Get our free email newsletter with just one click

Extortionate train fares are pricing us out of auditions, actors warn

Actors say the rising costs of travel to and from London is making attending auditions in the capital a costly prospect. Photo: Shutterstock
by -

Actors and agents claim the “extortionate” cost of train travel is pricing performers out of auditions, with castings at short notice and multiple call-backs leaving many hundreds of pounds out of pocket.

Equity is now ramping up efforts to tackle the situation, which some actors claim has become “untenable”.

Actor Jessica Daley, who lives in Middlesbrough, told The Stage that she has to travel to London for auditions if self-taping is not an option. She said a return train ticket can cost up to £150, even with a Railcard.

“I’ve never known it to be this bad, so much so that it was cheaper for me to fill my car for a recent audition and do a return five-hour trip drive instead,” she said.

She claimed driving often meant she had to set off the night before an audition, and miss out on freelance work as a result.

“I essentially give up earning money so that I don’t have to spend a lot of what I do earn on a terrible, sometimes extortionate, train journey,” she said.

Actor Chris Clarkson, who is based in Manchester, added that he has to pay up to £90 per ticket, and the same again if he is recalled.

“Imagine a West End show with six rounds [of auditions]. That’s £540 just to get a job,” he said, adding: “I now don’t head to London for the cattle-market casting or those where the fee is stupidly low.”

Agent David Ball said he has clients all over the UK.

“For actors outside London and the surrounding areas, travel costs are most definitely a contributing factor as to whether they can accept an audition,” he said.

He said he recently paid for a client to attend a musical theatre audition and added: “It seems to be getting worse, which is a shame.”

The Stage has also learned that some venues outside London will hold auditions in the capital, meaning performers local to those theatres are still required to pay travel fares.

Equity is now planning to redouble its efforts in this area, with the launch of the Cast It Here campaign, which will encourage theatres to audition local talent as a matter of course. Its forthcoming West End agreement is also expected to make tougher demands around auditions.

Assistant general secretary Matt Hood described travel costs as “a big burden” for members and as one of the “hidden” costs of the working in the entertainment industry.

The Casting Directors’ Guild said it was “mindful of the actor’s position in the audition process” and encouraged members to “be aware of the costs and keep them to a reasonable minimum”.

It said it encouraged casting directors to give as much notice as possible and not to recall actors unnecessarily.

“Last-minute sessions do happen for reasons beyond our control and on these cases, if travel is too expensive, then a self-tape or internet audition can substitute,” a spokeswoman said, adding: “We are very aware of the weight of this situation and look to avoid excessive financial burden wherever possible.”

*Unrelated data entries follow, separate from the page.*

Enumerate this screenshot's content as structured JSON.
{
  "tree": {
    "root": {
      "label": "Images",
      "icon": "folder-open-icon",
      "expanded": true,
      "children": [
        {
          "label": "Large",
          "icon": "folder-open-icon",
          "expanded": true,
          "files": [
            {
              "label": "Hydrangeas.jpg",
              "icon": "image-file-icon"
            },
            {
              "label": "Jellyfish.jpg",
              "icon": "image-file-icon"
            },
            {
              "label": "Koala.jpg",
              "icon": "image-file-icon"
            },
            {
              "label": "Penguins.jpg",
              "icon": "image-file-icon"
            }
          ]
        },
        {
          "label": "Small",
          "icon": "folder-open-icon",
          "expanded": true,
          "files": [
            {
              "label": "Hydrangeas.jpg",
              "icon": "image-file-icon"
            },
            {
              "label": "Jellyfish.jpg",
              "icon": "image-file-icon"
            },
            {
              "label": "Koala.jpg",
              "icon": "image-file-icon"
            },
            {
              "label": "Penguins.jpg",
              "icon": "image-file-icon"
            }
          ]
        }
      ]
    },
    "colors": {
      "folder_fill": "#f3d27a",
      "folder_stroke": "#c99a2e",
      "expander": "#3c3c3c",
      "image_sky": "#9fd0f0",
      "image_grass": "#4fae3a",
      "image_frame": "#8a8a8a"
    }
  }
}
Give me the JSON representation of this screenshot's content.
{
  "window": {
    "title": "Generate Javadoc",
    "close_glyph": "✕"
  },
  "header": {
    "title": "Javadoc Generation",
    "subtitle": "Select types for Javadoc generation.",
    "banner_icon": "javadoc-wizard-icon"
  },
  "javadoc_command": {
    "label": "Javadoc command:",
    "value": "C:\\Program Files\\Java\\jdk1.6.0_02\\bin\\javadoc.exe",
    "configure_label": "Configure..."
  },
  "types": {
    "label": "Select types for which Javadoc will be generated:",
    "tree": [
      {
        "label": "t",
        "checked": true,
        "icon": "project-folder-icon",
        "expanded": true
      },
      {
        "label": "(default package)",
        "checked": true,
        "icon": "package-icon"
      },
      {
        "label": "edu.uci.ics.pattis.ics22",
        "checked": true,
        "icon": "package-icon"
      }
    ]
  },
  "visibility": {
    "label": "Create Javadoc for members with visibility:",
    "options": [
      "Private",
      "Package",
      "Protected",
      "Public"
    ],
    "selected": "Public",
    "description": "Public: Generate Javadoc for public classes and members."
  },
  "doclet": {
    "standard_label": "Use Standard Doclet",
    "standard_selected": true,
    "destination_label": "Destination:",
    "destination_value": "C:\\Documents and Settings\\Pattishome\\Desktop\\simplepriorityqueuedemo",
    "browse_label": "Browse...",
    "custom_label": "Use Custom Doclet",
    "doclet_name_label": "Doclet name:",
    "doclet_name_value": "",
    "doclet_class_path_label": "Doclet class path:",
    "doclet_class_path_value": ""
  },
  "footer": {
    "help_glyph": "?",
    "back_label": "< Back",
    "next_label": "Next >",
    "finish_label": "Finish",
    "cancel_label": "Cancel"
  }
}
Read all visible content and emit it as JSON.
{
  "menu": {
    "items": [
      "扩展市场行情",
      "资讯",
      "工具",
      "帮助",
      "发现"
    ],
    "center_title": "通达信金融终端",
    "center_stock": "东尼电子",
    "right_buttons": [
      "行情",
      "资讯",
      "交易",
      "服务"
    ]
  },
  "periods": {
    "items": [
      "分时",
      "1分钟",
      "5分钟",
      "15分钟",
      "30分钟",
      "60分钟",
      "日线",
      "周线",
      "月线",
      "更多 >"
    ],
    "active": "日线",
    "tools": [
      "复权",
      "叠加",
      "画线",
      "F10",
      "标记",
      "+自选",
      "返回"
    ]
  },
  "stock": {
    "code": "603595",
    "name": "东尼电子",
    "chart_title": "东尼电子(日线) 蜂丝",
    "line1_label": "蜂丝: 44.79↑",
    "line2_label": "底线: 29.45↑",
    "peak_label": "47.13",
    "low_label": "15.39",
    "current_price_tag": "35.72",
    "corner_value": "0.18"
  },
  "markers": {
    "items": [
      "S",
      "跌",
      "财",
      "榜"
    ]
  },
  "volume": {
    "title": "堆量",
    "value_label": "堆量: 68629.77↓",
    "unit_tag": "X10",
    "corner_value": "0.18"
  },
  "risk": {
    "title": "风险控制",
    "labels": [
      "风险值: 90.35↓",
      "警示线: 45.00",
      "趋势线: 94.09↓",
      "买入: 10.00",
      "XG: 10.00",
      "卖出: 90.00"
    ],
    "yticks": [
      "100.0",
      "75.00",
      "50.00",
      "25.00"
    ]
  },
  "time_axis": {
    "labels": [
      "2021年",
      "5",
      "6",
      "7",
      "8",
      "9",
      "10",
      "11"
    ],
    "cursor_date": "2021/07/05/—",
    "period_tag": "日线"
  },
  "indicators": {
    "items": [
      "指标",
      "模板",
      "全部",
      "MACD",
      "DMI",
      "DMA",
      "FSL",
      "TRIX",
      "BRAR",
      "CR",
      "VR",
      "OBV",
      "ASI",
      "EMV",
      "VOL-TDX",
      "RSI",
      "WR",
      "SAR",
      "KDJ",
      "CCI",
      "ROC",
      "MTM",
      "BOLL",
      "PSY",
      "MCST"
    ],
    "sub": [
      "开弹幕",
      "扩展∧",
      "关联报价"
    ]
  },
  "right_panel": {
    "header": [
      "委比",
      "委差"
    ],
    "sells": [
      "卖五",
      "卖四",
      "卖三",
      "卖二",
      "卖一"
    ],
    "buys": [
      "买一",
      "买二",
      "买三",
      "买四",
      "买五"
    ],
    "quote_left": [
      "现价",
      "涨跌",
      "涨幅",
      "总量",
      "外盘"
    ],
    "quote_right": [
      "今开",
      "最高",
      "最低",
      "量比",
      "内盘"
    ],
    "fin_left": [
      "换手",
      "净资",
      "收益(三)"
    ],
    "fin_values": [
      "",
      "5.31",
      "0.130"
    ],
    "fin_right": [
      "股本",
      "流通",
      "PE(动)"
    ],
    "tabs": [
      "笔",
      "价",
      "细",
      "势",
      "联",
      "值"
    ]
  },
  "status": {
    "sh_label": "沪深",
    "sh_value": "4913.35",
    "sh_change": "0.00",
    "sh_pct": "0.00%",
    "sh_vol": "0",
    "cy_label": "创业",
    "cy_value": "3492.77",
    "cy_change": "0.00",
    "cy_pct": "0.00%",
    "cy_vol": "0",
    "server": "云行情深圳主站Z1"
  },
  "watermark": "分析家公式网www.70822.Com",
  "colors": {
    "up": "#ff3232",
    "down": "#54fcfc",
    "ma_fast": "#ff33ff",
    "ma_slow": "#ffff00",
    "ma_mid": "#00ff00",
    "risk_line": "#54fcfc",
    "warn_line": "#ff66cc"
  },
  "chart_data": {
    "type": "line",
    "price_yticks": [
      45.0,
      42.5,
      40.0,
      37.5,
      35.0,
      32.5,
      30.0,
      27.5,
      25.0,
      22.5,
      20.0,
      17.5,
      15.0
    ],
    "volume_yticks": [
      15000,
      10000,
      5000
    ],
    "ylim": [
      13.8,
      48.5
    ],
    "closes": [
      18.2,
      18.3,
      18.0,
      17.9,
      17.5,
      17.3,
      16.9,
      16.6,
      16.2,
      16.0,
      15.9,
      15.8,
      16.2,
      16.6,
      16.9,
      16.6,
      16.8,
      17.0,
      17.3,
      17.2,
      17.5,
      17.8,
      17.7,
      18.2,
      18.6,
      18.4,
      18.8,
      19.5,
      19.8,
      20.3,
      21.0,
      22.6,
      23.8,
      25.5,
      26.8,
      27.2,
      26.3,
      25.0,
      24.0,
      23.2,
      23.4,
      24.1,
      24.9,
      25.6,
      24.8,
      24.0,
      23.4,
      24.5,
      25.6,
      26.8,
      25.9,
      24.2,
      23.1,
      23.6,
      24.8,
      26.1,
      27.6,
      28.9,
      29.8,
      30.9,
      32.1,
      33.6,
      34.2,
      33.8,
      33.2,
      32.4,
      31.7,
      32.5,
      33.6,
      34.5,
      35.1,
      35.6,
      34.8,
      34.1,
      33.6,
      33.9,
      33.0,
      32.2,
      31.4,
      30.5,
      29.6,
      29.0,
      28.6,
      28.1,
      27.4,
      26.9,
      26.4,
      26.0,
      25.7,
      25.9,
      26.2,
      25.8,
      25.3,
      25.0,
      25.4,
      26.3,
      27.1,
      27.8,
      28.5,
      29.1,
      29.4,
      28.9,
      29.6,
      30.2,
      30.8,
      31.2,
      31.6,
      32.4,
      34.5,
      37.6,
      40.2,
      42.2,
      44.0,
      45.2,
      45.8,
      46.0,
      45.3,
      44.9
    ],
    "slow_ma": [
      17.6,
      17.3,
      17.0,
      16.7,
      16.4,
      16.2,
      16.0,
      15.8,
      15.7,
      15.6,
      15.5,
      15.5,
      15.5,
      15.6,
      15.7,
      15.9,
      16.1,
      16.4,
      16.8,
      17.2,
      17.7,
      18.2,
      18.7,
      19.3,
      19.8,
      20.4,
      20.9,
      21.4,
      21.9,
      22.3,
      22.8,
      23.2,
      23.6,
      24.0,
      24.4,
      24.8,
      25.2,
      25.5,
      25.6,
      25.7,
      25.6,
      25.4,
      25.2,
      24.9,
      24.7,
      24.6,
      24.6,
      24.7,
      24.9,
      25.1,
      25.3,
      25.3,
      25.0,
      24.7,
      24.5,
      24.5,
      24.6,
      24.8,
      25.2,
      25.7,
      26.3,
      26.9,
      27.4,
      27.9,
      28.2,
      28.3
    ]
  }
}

RADA under pressure to level the audition playing field for people living in the nations

We need your help…

When you subscribe to The Stage, you’re investing in our journalism. And our journalism is invested in supporting theatre and the performing arts.

The Stage is a family business, operated by the same family since we were founded in 1880. We do not receive government funding. We are not owned by a large corporation. Our editorial is not dictated by ticket sales.

We are fully independent, but this means we rely on revenue from readers to survive.

Help us continue to report on great work across the UK, champion new talent and keep up our investigative journalism that holds the powerful to account. Your subscription helps ensure our journalism can continue.

loading...
^